Date: April 29, 2020
To: USC Senior Vice Presidents and Deans
Student Government and Campus Partners in Student Well-being
From: Sarah Van Orman, Chief Health Officer for USC Student Health
Re: Seroprevalence Study at USC Student Health
USC Student Health is conducting a study to estimate the percent of USC students that have developed antibodies (a marker of exposure) to the virus that causes COVID-19. Participants will be contacted by email shortly from a randomized sample of current USC students residing on or near the University Park Campus. The study population includes both undergraduate and graduate students. This study may help us learn more about infection rates of COVID-19 on the USC campus and among USC students and help the university prepare for the physical re-opening of the USC University Park Campus.
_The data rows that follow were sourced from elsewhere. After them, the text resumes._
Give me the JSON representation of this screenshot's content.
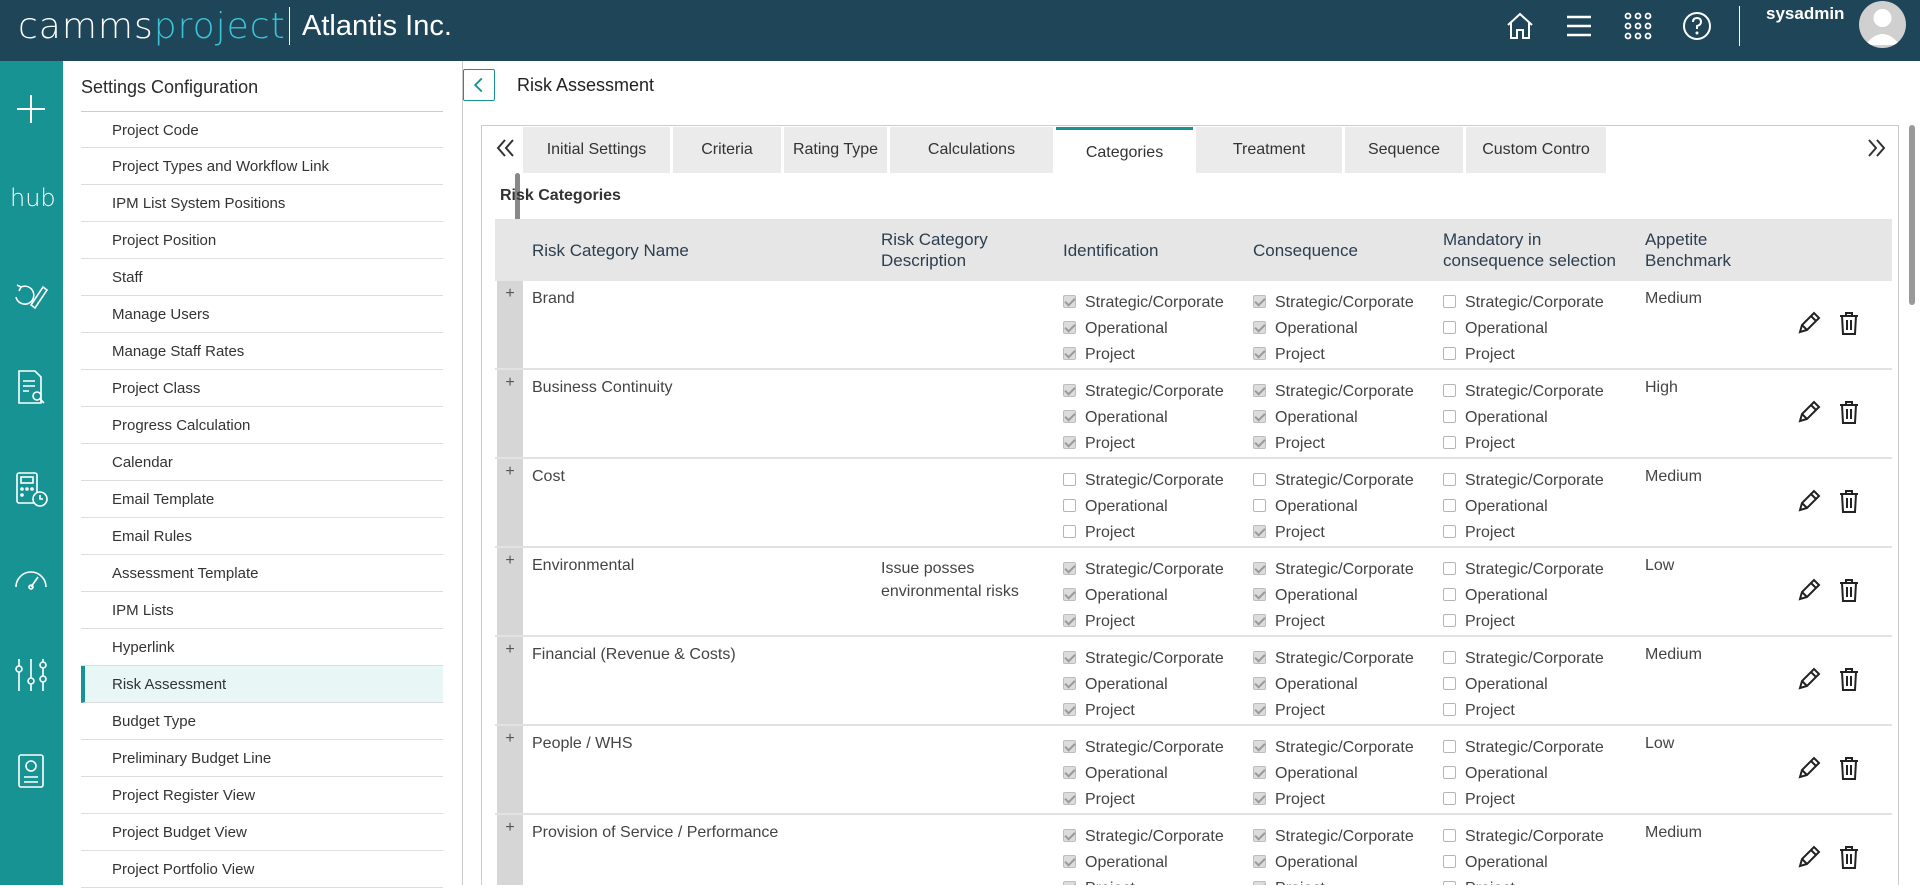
{
  "header": {
    "brand_part1": "camms",
    "brand_part2": "project",
    "company": "Atlantis Inc.",
    "username": "sysadmin",
    "icons": [
      "home-icon",
      "menu-icon",
      "apps-grid-icon",
      "help-icon"
    ]
  },
  "leftnav": {
    "items": [
      "add-icon",
      "hub-icon",
      "refresh-edit-icon",
      "document-search-icon",
      "calculator-clock-icon",
      "dashboard-gauge-icon",
      "settings-sliders-icon",
      "report-icon"
    ],
    "hub_label": "hub"
  },
  "settings": {
    "title": "Settings Configuration",
    "items": [
      {
        "label": "Project Code"
      },
      {
        "label": "Project Types and Workflow Link"
      },
      {
        "label": "IPM List System Positions"
      },
      {
        "label": "Project Position"
      },
      {
        "label": "Staff"
      },
      {
        "label": "Manage Users"
      },
      {
        "label": "Manage Staff Rates"
      },
      {
        "label": "Project Class"
      },
      {
        "label": "Progress Calculation"
      },
      {
        "label": "Calendar"
      },
      {
        "label": "Email Template"
      },
      {
        "label": "Email Rules"
      },
      {
        "label": "Assessment Template"
      },
      {
        "label": "IPM Lists"
      },
      {
        "label": "Hyperlink"
      },
      {
        "label": "Risk Assessment",
        "active": true
      },
      {
        "label": "Budget Type"
      },
      {
        "label": "Preliminary Budget Line"
      },
      {
        "label": "Project Register View"
      },
      {
        "label": "Project Budget View"
      },
      {
        "label": "Project Portfolio View"
      }
    ]
  },
  "main": {
    "title": "Risk Assessment",
    "tabs": [
      {
        "label": "Initial Settings"
      },
      {
        "label": "Criteria"
      },
      {
        "label": "Rating Type"
      },
      {
        "label": "Calculations"
      },
      {
        "label": "Categories",
        "active": true
      },
      {
        "label": "Treatment"
      },
      {
        "label": "Sequence"
      },
      {
        "label": "Custom Contro"
      }
    ],
    "section_title": "Risk Categories",
    "columns": {
      "name": "Risk Category Name",
      "desc_1": "Risk Category",
      "desc_2": "Description",
      "ident": "Identification",
      "conseq": "Consequence",
      "mand_1": "Mandatory in",
      "mand_2": "consequence selection",
      "bench_1": "Appetite",
      "bench_2": "Benchmark"
    },
    "option_labels": [
      "Strategic/Corporate",
      "Operational",
      "Project"
    ],
    "plus": "+",
    "rows": [
      {
        "name": "Brand",
        "desc": "",
        "ident": [
          true,
          true,
          true
        ],
        "conseq": [
          true,
          true,
          true
        ],
        "mand": [
          false,
          false,
          false
        ],
        "bench": "Medium"
      },
      {
        "name": "Business Continuity",
        "desc": "",
        "ident": [
          true,
          true,
          true
        ],
        "conseq": [
          true,
          true,
          true
        ],
        "mand": [
          false,
          false,
          false
        ],
        "bench": "High"
      },
      {
        "name": "Cost",
        "desc": "",
        "ident": [
          false,
          false,
          false
        ],
        "conseq": [
          false,
          false,
          true
        ],
        "mand": [
          false,
          false,
          false
        ],
        "bench": "Medium"
      },
      {
        "name": "Environmental",
        "desc": "Issue posses environmental risks",
        "ident": [
          true,
          true,
          true
        ],
        "conseq": [
          true,
          true,
          true
        ],
        "mand": [
          false,
          false,
          false
        ],
        "bench": "Low"
      },
      {
        "name": "Financial (Revenue & Costs)",
        "desc": "",
        "ident": [
          true,
          true,
          true
        ],
        "conseq": [
          true,
          true,
          true
        ],
        "mand": [
          false,
          false,
          false
        ],
        "bench": "Medium"
      },
      {
        "name": "People / WHS",
        "desc": "",
        "ident": [
          true,
          true,
          true
        ],
        "conseq": [
          true,
          true,
          true
        ],
        "mand": [
          false,
          false,
          false
        ],
        "bench": "Low"
      },
      {
        "name": "Provision of Service / Performance",
        "desc": "",
        "ident": [
          true,
          true,
          true
        ],
        "conseq": [
          true,
          true,
          true
        ],
        "mand": [
          false,
          false,
          false
        ],
        "bench": "Medium"
      }
    ]
  }
}
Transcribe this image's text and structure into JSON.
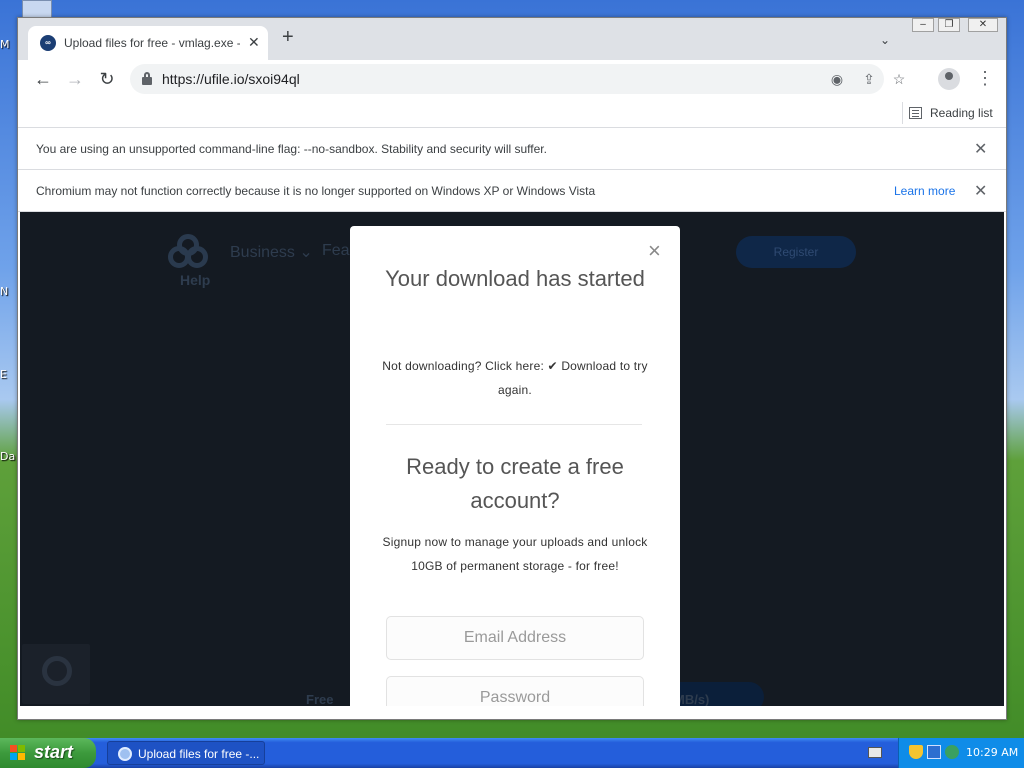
{
  "desktop": {
    "icon_labels": [
      "M",
      "N",
      "E",
      "Da"
    ]
  },
  "browser": {
    "tab": {
      "title": "Upload files for free - vmlag.exe - u",
      "favicon": "ufile-logo-icon"
    },
    "new_tab_symbol": "+",
    "tab_search_symbol": "⌄",
    "window_controls": {
      "minimize": "–",
      "restore": "❐",
      "close": "✕"
    },
    "address": {
      "url": "https://ufile.io/sxoi94ql"
    },
    "reading_list_label": "Reading list",
    "infobars": [
      {
        "text": "You are using an unsupported command-line flag: --no-sandbox. Stability and security will suffer."
      },
      {
        "text": "Chromium may not function correctly because it is no longer supported on Windows XP or Windows Vista",
        "link": "Learn more"
      }
    ]
  },
  "page": {
    "help_label": "Help",
    "nav_items": [
      "Business ⌄",
      "Fea"
    ],
    "register_label": "Register",
    "bottom_left_text": "Free",
    "bottom_right_text": "MB/s)"
  },
  "modal": {
    "close_symbol": "×",
    "title": "Your download has started",
    "not_downloading_prefix": "Not downloading? Click here: ",
    "download_link": "✔ Download",
    "not_downloading_suffix": " to try again.",
    "signup_title": "Ready to create a free account?",
    "signup_text": "Signup now to manage your uploads and unlock 10GB of permanent storage - for free!",
    "email_placeholder": "Email Address",
    "password_placeholder": "Password"
  },
  "taskbar": {
    "start_label": "start",
    "task_item_label": "Upload files for free -...",
    "clock": "10:29 AM"
  },
  "colors": {
    "accent_link": "#1a73e8",
    "page_dark": "#141a22",
    "taskbar_blue": "#245edb",
    "start_green": "#3c9a3c"
  }
}
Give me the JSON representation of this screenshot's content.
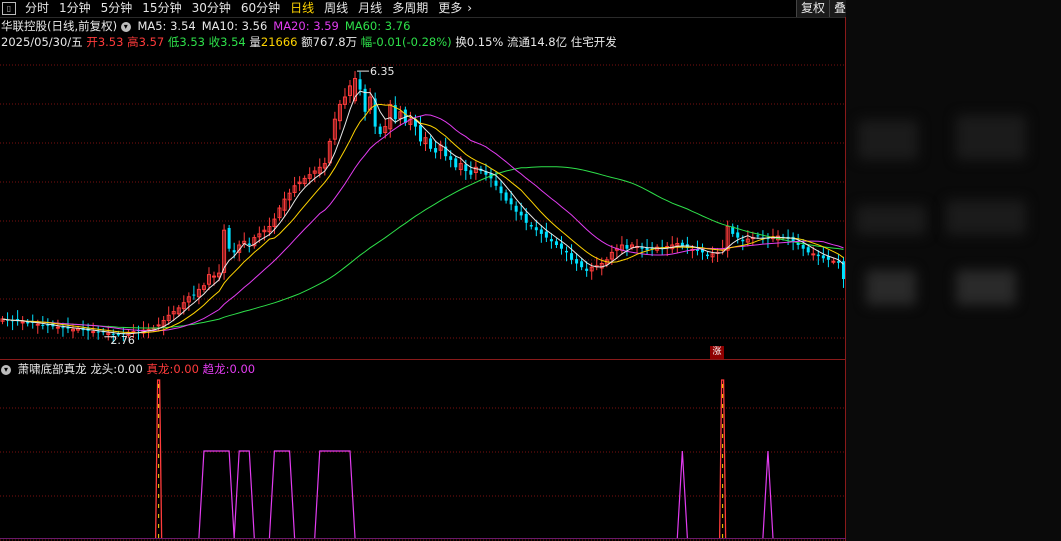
{
  "toolbar": {
    "tabs": [
      {
        "label": "分时",
        "active": false
      },
      {
        "label": "1分钟",
        "active": false
      },
      {
        "label": "5分钟",
        "active": false
      },
      {
        "label": "15分钟",
        "active": false
      },
      {
        "label": "30分钟",
        "active": false
      },
      {
        "label": "60分钟",
        "active": false
      },
      {
        "label": "日线",
        "active": true
      },
      {
        "label": "周线",
        "active": false
      },
      {
        "label": "月线",
        "active": false
      },
      {
        "label": "多周期",
        "active": false
      },
      {
        "label": "更多",
        "active": false
      }
    ],
    "more_arrow": "›",
    "fuquan": "复权",
    "overlay": "叠"
  },
  "header": {
    "stock_name": "华联控股(日线,前复权)",
    "ma": [
      {
        "label": "MA5:",
        "value": "3.54",
        "color": "#e8e8e8"
      },
      {
        "label": "MA10:",
        "value": "3.56",
        "color": "#e8e8e8"
      },
      {
        "label": "MA20:",
        "value": "3.59",
        "color": "#e23cf0"
      },
      {
        "label": "MA60:",
        "value": "3.76",
        "color": "#2ee04a"
      }
    ],
    "date": "2025/05/30/五",
    "open_label": "开",
    "open": "3.53",
    "high_label": "高",
    "high": "3.57",
    "low_label": "低",
    "low": "3.53",
    "close_label": "收",
    "close": "3.54",
    "vol_label": "量",
    "vol": "21666",
    "amt_label": "额",
    "amt": "767.8万",
    "chg_label": "幅",
    "chg": "-0.01(-0.28%)",
    "turnover": "换0.15%",
    "float_cap": "流通14.8亿",
    "sector": "住宅开发"
  },
  "price_chart": {
    "high_label": "6.35",
    "low_label": "2.76",
    "candles_count": 168,
    "high_idx": 70,
    "low_idx": 23,
    "colors": {
      "up": "#ff3b3b",
      "down": "#00e1ff",
      "ma5": "#e8e8e8",
      "ma10": "#ffd400",
      "ma20": "#e23cf0",
      "ma60": "#2ee04a",
      "grid": "#7a1010"
    },
    "closes": [
      3.0,
      2.98,
      2.97,
      2.97,
      2.96,
      2.94,
      2.95,
      2.93,
      2.92,
      2.91,
      2.9,
      2.89,
      2.88,
      2.87,
      2.86,
      2.87,
      2.85,
      2.84,
      2.83,
      2.82,
      2.82,
      2.81,
      2.8,
      2.78,
      2.8,
      2.82,
      2.83,
      2.84,
      2.85,
      2.86,
      2.88,
      2.92,
      2.98,
      3.05,
      3.1,
      3.15,
      3.22,
      3.3,
      3.32,
      3.4,
      3.45,
      3.6,
      3.58,
      3.62,
      4.2,
      3.95,
      3.9,
      4.0,
      4.05,
      4.0,
      4.1,
      4.15,
      4.2,
      4.25,
      4.35,
      4.5,
      4.62,
      4.7,
      4.8,
      4.85,
      4.9,
      4.95,
      5.0,
      5.05,
      5.1,
      5.4,
      5.7,
      5.9,
      6.0,
      6.15,
      6.25,
      6.1,
      5.8,
      6.0,
      5.6,
      5.5,
      5.6,
      5.9,
      5.7,
      5.8,
      5.65,
      5.7,
      5.6,
      5.4,
      5.45,
      5.3,
      5.25,
      5.35,
      5.2,
      5.15,
      5.05,
      5.1,
      5.0,
      4.95,
      5.05,
      5.0,
      4.95,
      4.9,
      4.8,
      4.7,
      4.6,
      4.55,
      4.45,
      4.4,
      4.3,
      4.25,
      4.2,
      4.15,
      4.1,
      4.05,
      4.0,
      3.95,
      3.9,
      3.8,
      3.75,
      3.7,
      3.65,
      3.7,
      3.72,
      3.75,
      3.8,
      3.9,
      3.95,
      4.0,
      3.95,
      4.0,
      3.98,
      3.95,
      3.93,
      3.95,
      3.97,
      3.95,
      3.98,
      4.0,
      4.02,
      3.98,
      3.96,
      3.94,
      3.92,
      3.9,
      3.85,
      3.88,
      3.9,
      3.95,
      4.25,
      4.15,
      4.1,
      4.05,
      4.08,
      4.1,
      4.12,
      4.1,
      4.08,
      4.1,
      4.12,
      4.1,
      4.08,
      4.05,
      4.0,
      3.95,
      3.9,
      3.88,
      3.85,
      3.82,
      3.8,
      3.78,
      3.76,
      3.54
    ],
    "ylim": [
      2.5,
      6.5
    ]
  },
  "indicator": {
    "title": "萧啸底部真龙",
    "longtou_label": "龙头:",
    "longtou_value": "0.00",
    "zhenlong_label": "真龙:",
    "zhenlong_value": "0.00",
    "qulong_label": "趋龙:",
    "qulong_value": "0.00",
    "colors": {
      "zhenlong": "#ff3b3b",
      "longtou": "#ffd400",
      "qulong": "#e23cf0"
    },
    "zhenlong_spikes": [
      {
        "idx": 31,
        "value": 1.0
      },
      {
        "idx": 143,
        "value": 1.0
      }
    ],
    "qulong_plateaus": [
      [
        40,
        45
      ],
      [
        47,
        49
      ],
      [
        54,
        57
      ],
      [
        63,
        69
      ]
    ],
    "qulong_spikes": [
      135,
      152
    ]
  },
  "badge": {
    "text": "涨"
  }
}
The study closes on or prior to May 8, 2020.
The university is currently planning multiple scenarios for an eventual safe resumption of activities on campuses. USC Student Health of Keck Medicine of USC has been closely monitoring data and recommendations as it is available from public health agencies (CDC, Los Angeles Dept. of Public Health, CA State Dept. of Public Health), as well as information shared among college health counterparts in the ACHA (American College Health Association). This USC Student Health seroprevalence study will enable us to better understand the broader current picture of COVID-19 in the university community among students who are currently on/near campus.
Currently, the science of antibody is in development. It is not yet clear if and what level of antibodies provide protection against future infections with COVID-19. It is also not known if every person infected with COVID-19 produces antibodies. Until such question are answered, antibody testing is best used to estimate previous prevalence of exposure to the virus in a population rather than to guide individual health decisions. As the science of antibody testing develops, it may be possible that antibody testing becomes an important part of the overall public health strategy.
If you have any questions, please reach out to us at 213-740-9355 (WELL) or email firstname.lastname@example.org. Stay safe and stay well.